> _WORK INSTRUCTION_:
All of the data that follows is to be written out exactly, with images excluded.

# # # # # # #

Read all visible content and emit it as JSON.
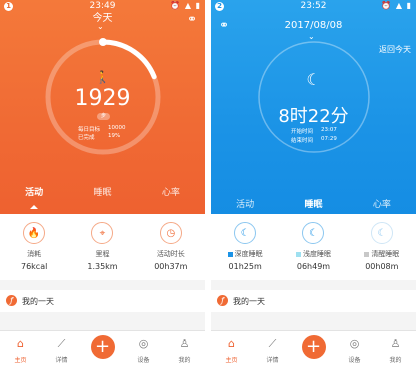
{
  "left": {
    "status_badge": "1",
    "status_time": "23:49",
    "title": "今天",
    "steps": "1929",
    "pill": "步",
    "goal_label": "每日目标",
    "goal_value": "10000",
    "done_label": "已完成",
    "done_value": "19%",
    "progress_fraction": 0.19,
    "tabs": [
      "活动",
      "睡眠",
      "心率"
    ],
    "stats": [
      {
        "label": "消耗",
        "value": "76kcal"
      },
      {
        "label": "里程",
        "value": "1.35km"
      },
      {
        "label": "活动时长",
        "value": "00h37m"
      }
    ],
    "my_day": "我的一天"
  },
  "right": {
    "status_badge": "2",
    "status_time": "23:52",
    "date": "2017/08/08",
    "back_today": "返回今天",
    "sleep_total": "8时22分",
    "start_label": "开始时间",
    "start_value": "23:07",
    "end_label": "结束时间",
    "end_value": "07:29",
    "tabs": [
      "活动",
      "睡眠",
      "心率"
    ],
    "stats": [
      {
        "label": "深度睡眠",
        "value": "01h25m"
      },
      {
        "label": "浅度睡眠",
        "value": "06h49m"
      },
      {
        "label": "清醒睡眠",
        "value": "00h08m"
      }
    ],
    "my_day": "我的一天"
  },
  "tabbar": [
    "主页",
    "详情",
    "",
    "设备",
    "我的"
  ],
  "colors": {
    "orange": "#f06a34",
    "blue": "#1b93e6",
    "deep": "#1b93e6",
    "light": "#9fe0f0",
    "awake": "#c8c8c8"
  }
}
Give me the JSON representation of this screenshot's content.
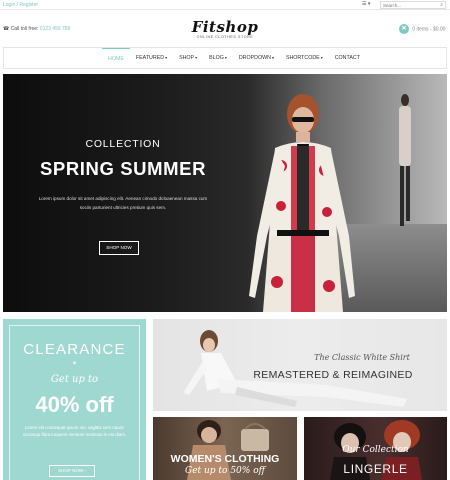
{
  "topbar": {
    "login_label": "Login / Register",
    "account_label": "☰ ▾",
    "search_placeholder": "Search...",
    "search_icon": "⌕"
  },
  "header": {
    "phone_prefix": "☎  Call toll free:",
    "phone_number": "0123 456 789",
    "logo_word": "Fitshop",
    "logo_tagline": "ONLINE CLOTHES STORE",
    "cart_icon": "✖",
    "cart_label": "0 items - $0.00"
  },
  "nav": {
    "items": [
      {
        "label": "HOME",
        "dropdown": ""
      },
      {
        "label": "FEATURED",
        "dropdown": "▾"
      },
      {
        "label": "SHOP",
        "dropdown": "▾"
      },
      {
        "label": "BLOG",
        "dropdown": "▾"
      },
      {
        "label": "DROPDOWN",
        "dropdown": "▾"
      },
      {
        "label": "SHORTCODE",
        "dropdown": "▾"
      },
      {
        "label": "CONTACT",
        "dropdown": ""
      }
    ]
  },
  "hero": {
    "eyebrow": "COLLECTION",
    "title": "SPRING SUMMER",
    "text": "Lorem ipsum dolor sit amet adipiscing elit. Aenean cimodo doloaenean massa cum sociis parturient ultricies pretium quis sem.",
    "button_label": "SHOP NOW"
  },
  "promo_clearance": {
    "title": "CLEARANCE",
    "divider": "✶",
    "subtitle": "Get up to",
    "amount": "40% off",
    "text": "Lorem elit consequat ipsum nec sagittis sem nauric sociosqu fibra torquent mentum nostroso in est diam.",
    "button_label": "SHOP NOW  ›"
  },
  "promo_shirt": {
    "script": "The Classic White Shirt",
    "title": "REMASTERED & REIMAGINED"
  },
  "promo_women": {
    "title": "WOMEN'S CLOTHING",
    "subtitle": "Get up to 50% off"
  },
  "promo_lingerie": {
    "script": "Our Collection",
    "title": "LINGERLE"
  },
  "colors": {
    "accent": "#7ec9c2",
    "clearance_bg": "#9fd7d1"
  }
}
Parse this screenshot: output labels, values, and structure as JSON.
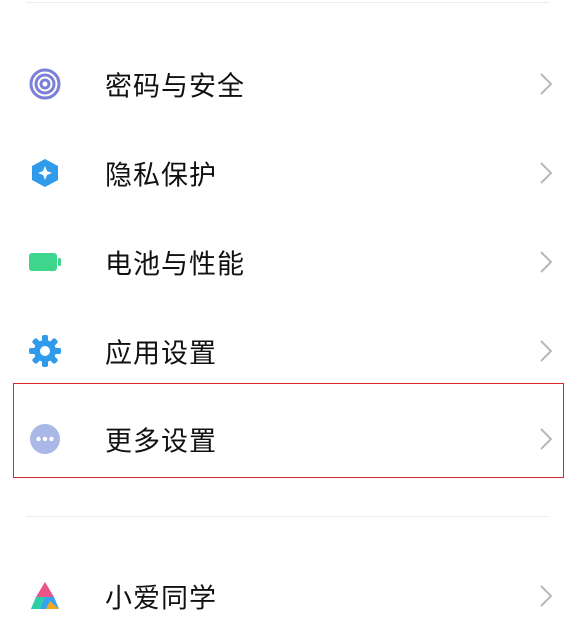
{
  "settings": {
    "items": [
      {
        "label": "密码与安全",
        "icon": "fingerprint-icon",
        "color": "#7a80d6"
      },
      {
        "label": "隐私保护",
        "icon": "privacy-shield-icon",
        "color": "#2f9bea"
      },
      {
        "label": "电池与性能",
        "icon": "battery-icon",
        "color": "#3dd68c"
      },
      {
        "label": "应用设置",
        "icon": "gear-icon",
        "color": "#2f9bea"
      },
      {
        "label": "更多设置",
        "icon": "more-dots-icon",
        "color": "#a9b8e6"
      },
      {
        "label": "小爱同学",
        "icon": "xiaoai-icon",
        "color": "#e9548a"
      }
    ],
    "highlighted_item": "更多设置",
    "highlight_color": "#d9262c"
  }
}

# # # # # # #

> _WRITTEN RESPONSE_:
Read all visible content and emit it as JSON.
{
  "left": {
    "status_badge": "1",
    "status_time": "23:49",
    "title": "今天",
    "steps": "1929",
    "pill": "步",
    "goal_label": "每日目标",
    "goal_value": "10000",
    "done_label": "已完成",
    "done_value": "19%",
    "progress_fraction": 0.19,
    "tabs": [
      "活动",
      "睡眠",
      "心率"
    ],
    "stats": [
      {
        "label": "消耗",
        "value": "76kcal"
      },
      {
        "label": "里程",
        "value": "1.35km"
      },
      {
        "label": "活动时长",
        "value": "00h37m"
      }
    ],
    "my_day": "我的一天"
  },
  "right": {
    "status_badge": "2",
    "status_time": "23:52",
    "date": "2017/08/08",
    "back_today": "返回今天",
    "sleep_total": "8时22分",
    "start_label": "开始时间",
    "start_value": "23:07",
    "end_label": "结束时间",
    "end_value": "07:29",
    "tabs": [
      "活动",
      "睡眠",
      "心率"
    ],
    "stats": [
      {
        "label": "深度睡眠",
        "value": "01h25m"
      },
      {
        "label": "浅度睡眠",
        "value": "06h49m"
      },
      {
        "label": "清醒睡眠",
        "value": "00h08m"
      }
    ],
    "my_day": "我的一天"
  },
  "tabbar": [
    "主页",
    "详情",
    "",
    "设备",
    "我的"
  ],
  "colors": {
    "orange": "#f06a34",
    "blue": "#1b93e6",
    "deep": "#1b93e6",
    "light": "#9fe0f0",
    "awake": "#c8c8c8"
  }
}
Give me the JSON representation of this screenshot's content.
{
  "topbar": {
    "login_label": "Login / Register",
    "account_label": "☰ ▾",
    "search_placeholder": "Search...",
    "search_icon": "⌕"
  },
  "header": {
    "phone_prefix": "☎  Call toll free:",
    "phone_number": "0123 456 789",
    "logo_word": "Fitshop",
    "logo_tagline": "ONLINE CLOTHES STORE",
    "cart_icon": "✖",
    "cart_label": "0 items - $0.00"
  },
  "nav": {
    "items": [
      {
        "label": "HOME",
        "dropdown": ""
      },
      {
        "label": "FEATURED",
        "dropdown": "▾"
      },
      {
        "label": "SHOP",
        "dropdown": "▾"
      },
      {
        "label": "BLOG",
        "dropdown": "▾"
      },
      {
        "label": "DROPDOWN",
        "dropdown": "▾"
      },
      {
        "label": "SHORTCODE",
        "dropdown": "▾"
      },
      {
        "label": "CONTACT",
        "dropdown": ""
      }
    ]
  },
  "hero": {
    "eyebrow": "COLLECTION",
    "title": "SPRING SUMMER",
    "text": "Lorem ipsum dolor sit amet adipiscing elit. Aenean cimodo doloaenean massa cum sociis parturient ultricies pretium quis sem.",
    "button_label": "SHOP NOW"
  },
  "promo_clearance": {
    "title": "CLEARANCE",
    "divider": "✶",
    "subtitle": "Get up to",
    "amount": "40% off",
    "text": "Lorem elit consequat ipsum nec sagittis sem nauric sociosqu fibra torquent mentum nostroso in est diam.",
    "button_label": "SHOP NOW  ›"
  },
  "promo_shirt": {
    "script": "The Classic White Shirt",
    "title": "REMASTERED & REIMAGINED"
  },
  "promo_women": {
    "title": "WOMEN'S CLOTHING",
    "subtitle": "Get up to 50% off"
  },
  "promo_lingerie": {
    "script": "Our Collection",
    "title": "LINGERLE"
  },
  "colors": {
    "accent": "#7ec9c2",
    "clearance_bg": "#9fd7d1"
  }
}
Parse this screenshot: output labels, values, and structure as JSON.
{
  "settings": {
    "items": [
      {
        "label": "密码与安全",
        "icon": "fingerprint-icon",
        "color": "#7a80d6"
      },
      {
        "label": "隐私保护",
        "icon": "privacy-shield-icon",
        "color": "#2f9bea"
      },
      {
        "label": "电池与性能",
        "icon": "battery-icon",
        "color": "#3dd68c"
      },
      {
        "label": "应用设置",
        "icon": "gear-icon",
        "color": "#2f9bea"
      },
      {
        "label": "更多设置",
        "icon": "more-dots-icon",
        "color": "#a9b8e6"
      },
      {
        "label": "小爱同学",
        "icon": "xiaoai-icon",
        "color": "#e9548a"
      }
    ],
    "highlighted_item": "更多设置",
    "highlight_color": "#d9262c"
  }
}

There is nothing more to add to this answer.